In this noncompliant code example, a signal handler calls a function that allows exceptions, and it attempts to handle any exceptions thrown. Because exceptions are not part of the common subset of C and C++ features, this example results in implementation-defined behavior. However, it is unlikely that the implementation's behavior will be suitable. For instance, on a stack-based architecture where a signal is generated asynchronously (instead of as a result of a call to std:abort() or std::raise()), it is possible that the stack frame is not properly initialized, causing stack tracing to be unreliable and preventing the exception from being caught properly.

#include <csignal>

static void g() noexcept(false);

extern "C" void sig_handler(int sig) {
  try {
    g();
  } catch (...) {
    // Handle error
  }
}
 
void install_signal_handler() {
  if (SIG_ERR == std::signal(SIGTERM, sig_handler)) {
    // Handle error
  }
}

Compliant Solution

There is no compliant solution whereby g() can be called from the signal handler because it allows exceptions.
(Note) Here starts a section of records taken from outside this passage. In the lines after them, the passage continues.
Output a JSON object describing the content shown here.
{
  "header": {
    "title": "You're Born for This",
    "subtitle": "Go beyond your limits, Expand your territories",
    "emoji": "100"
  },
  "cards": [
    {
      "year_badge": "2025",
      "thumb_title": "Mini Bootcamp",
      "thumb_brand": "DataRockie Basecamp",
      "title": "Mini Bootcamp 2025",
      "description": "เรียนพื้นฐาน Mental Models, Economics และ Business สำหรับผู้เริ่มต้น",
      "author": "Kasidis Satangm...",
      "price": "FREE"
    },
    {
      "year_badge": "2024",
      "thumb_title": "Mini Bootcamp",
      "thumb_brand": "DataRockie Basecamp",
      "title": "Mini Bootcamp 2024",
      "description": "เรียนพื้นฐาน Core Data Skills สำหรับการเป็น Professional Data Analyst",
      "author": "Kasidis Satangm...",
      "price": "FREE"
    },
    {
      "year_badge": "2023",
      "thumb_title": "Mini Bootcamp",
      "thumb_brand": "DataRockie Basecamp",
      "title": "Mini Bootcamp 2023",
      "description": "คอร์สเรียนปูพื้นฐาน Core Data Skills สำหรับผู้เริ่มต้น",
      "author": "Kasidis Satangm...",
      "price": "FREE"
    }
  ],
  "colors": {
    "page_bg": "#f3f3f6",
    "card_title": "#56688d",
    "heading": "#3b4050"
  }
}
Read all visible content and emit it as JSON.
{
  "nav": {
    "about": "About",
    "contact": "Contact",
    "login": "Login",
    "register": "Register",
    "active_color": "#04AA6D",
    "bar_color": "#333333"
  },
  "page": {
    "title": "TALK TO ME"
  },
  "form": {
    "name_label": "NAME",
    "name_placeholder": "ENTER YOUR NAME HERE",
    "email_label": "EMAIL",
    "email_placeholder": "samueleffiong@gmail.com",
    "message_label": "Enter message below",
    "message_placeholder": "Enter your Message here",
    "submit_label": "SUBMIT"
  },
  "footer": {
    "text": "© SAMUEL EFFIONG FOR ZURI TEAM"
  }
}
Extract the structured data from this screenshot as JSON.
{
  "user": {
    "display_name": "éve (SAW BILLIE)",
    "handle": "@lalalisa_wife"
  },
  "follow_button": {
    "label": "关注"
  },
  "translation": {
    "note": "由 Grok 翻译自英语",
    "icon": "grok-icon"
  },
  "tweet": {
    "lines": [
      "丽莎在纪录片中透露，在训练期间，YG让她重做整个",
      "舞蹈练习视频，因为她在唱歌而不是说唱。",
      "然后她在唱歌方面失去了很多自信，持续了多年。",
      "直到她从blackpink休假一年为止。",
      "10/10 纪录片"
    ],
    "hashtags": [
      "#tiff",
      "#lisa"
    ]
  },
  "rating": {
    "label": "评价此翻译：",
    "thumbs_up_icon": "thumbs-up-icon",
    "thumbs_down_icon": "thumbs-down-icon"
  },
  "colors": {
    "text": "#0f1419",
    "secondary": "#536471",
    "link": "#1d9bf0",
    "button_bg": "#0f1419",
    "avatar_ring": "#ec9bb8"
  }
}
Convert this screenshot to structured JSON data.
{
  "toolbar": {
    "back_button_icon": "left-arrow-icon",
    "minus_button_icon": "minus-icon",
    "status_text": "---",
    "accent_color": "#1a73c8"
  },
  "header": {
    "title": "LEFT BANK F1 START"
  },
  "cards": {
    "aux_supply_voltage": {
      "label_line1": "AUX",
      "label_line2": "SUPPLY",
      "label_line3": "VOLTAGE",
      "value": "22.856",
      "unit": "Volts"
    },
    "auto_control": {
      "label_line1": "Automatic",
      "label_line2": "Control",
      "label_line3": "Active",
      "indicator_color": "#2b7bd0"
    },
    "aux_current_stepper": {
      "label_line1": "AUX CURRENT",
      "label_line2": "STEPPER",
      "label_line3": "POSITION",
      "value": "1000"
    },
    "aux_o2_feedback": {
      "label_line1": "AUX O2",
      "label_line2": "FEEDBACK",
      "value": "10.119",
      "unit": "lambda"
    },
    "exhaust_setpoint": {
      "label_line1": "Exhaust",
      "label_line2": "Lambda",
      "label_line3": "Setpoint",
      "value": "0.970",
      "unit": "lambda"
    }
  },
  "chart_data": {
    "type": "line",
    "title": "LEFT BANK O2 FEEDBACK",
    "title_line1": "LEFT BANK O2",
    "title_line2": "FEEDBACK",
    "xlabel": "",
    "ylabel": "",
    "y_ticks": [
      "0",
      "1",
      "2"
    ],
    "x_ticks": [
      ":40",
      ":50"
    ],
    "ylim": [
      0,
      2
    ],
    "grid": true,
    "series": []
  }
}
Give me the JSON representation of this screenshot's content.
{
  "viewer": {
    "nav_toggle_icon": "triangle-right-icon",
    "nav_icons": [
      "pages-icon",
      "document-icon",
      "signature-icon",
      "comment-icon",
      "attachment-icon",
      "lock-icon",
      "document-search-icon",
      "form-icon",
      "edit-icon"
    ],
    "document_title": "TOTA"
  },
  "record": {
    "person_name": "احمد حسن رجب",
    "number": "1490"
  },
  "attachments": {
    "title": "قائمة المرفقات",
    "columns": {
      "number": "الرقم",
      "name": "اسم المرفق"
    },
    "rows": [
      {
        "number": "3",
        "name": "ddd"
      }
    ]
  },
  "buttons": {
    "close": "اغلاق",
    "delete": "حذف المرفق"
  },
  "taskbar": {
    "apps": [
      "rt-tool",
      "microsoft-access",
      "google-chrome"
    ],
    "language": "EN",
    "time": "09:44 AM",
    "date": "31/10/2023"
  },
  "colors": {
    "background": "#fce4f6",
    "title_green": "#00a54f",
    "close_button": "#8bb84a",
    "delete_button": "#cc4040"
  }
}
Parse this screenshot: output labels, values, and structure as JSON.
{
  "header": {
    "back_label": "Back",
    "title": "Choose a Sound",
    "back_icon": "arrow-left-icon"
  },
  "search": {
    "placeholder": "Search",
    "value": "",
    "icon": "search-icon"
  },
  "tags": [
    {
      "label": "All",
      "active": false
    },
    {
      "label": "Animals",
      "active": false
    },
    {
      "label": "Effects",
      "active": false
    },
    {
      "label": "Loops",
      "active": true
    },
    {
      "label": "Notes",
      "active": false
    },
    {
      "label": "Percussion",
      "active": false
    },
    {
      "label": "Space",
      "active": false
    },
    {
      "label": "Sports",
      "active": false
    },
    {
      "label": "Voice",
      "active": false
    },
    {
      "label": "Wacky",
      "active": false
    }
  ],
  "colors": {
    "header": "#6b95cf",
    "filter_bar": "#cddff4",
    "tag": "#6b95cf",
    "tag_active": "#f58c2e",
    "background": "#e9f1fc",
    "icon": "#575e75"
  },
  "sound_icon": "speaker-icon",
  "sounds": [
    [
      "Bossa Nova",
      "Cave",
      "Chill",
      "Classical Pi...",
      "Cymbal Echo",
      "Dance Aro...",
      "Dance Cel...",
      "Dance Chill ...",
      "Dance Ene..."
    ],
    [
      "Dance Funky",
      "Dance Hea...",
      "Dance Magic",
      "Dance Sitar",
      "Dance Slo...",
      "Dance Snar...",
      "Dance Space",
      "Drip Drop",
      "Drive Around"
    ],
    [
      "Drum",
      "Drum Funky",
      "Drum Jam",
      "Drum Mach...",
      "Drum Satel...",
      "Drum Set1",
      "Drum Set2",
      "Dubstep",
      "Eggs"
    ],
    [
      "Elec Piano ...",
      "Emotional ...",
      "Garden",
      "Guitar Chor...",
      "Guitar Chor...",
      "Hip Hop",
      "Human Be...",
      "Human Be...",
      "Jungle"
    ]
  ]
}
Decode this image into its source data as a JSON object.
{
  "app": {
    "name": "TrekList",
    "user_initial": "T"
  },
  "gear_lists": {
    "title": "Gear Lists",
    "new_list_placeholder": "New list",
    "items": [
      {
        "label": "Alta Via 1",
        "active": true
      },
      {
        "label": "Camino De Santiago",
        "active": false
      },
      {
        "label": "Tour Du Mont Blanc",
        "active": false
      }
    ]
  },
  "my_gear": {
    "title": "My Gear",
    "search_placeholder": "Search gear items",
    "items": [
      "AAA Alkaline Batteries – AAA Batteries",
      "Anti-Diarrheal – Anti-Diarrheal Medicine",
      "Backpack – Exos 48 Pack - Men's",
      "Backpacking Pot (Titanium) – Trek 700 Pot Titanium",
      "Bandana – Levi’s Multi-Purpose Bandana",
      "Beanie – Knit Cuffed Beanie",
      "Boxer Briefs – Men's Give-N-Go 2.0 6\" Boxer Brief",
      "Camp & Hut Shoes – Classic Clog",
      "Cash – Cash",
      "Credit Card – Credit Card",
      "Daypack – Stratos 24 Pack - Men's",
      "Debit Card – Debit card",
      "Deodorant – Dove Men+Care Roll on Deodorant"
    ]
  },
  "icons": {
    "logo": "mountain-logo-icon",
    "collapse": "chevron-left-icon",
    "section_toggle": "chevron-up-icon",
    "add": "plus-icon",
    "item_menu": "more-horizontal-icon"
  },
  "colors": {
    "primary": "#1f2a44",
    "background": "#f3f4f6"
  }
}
Even if g() were implemented such that it handled all exceptions and was marked noexcept(true), it would still be noncompliant to call g() from a signal handler because g() would still use a feature that is not a part of the common subset of C and C++ features allowed by a signal handler. Therefore, this compliant solution removes the call to g() from the signal handler and instead polls a variable of type volatile sig_atomic_t periodically; if the variable is set to 1 in the signal handler, then g() is called to respond to the signal.

#include <csignal>

volatile sig_atomic_t signal_flag = 0;
static void g() noexcept(false);

extern "C" void sig_handler(int sig) {
  signal_flag = 1;
}

void install_signal_handler() {
  if (SIG_ERR == std::signal(SIGTERM, sig_handler)) {
    // Handle error
  }
}
 
// Called periodically to poll the signal flag.
void poll_signal_flag() {
  if (signal_flag == 1) {
    signal_flag = 0;
    try {
      g();
    } catch(...) {
      // Handle error
    }
  }
}

Risk Assessment

Failing to use a plain old function as a signal handler can result in implementation-defined behavior as well as undefined behavior. Given the number of features that exist in C++ that do not also exist in C, the consequences that arise from failure to comply with this rule can range from benign (harmless) behavior to abnormal program termination, or even arbitrary code execution.

Rule

Severity

Likelihood

Remediation Cost

Priority

Level

MSC54-CPP

High

Probable

High

P6

L2

Automated Detection

Tool

Version

Checker

Description

Parasoft C/C++test
10.4.2

CERT_CPP-MSC54-a

Properly define signal handlers
 PRQA QA-C++

4.3 

2888 

Related Vulnerabilities

Search for vulnerabilities resulting from the violation of this rule on the CERT website.

Related Guidelines

Bibliography

[ISO/IEC 14882-2014]

Subclause 18.10, "Other Runtime Support"



  

1 Comment

  1. C++17 relaxes a lot of the rules regarding what is signal safe and not, so this rule is going to be a bit more strict than it needs to be once C++17 is ratified this year. For instance, it no longer talks about "plain old function", but is instead based on signal-safe executions.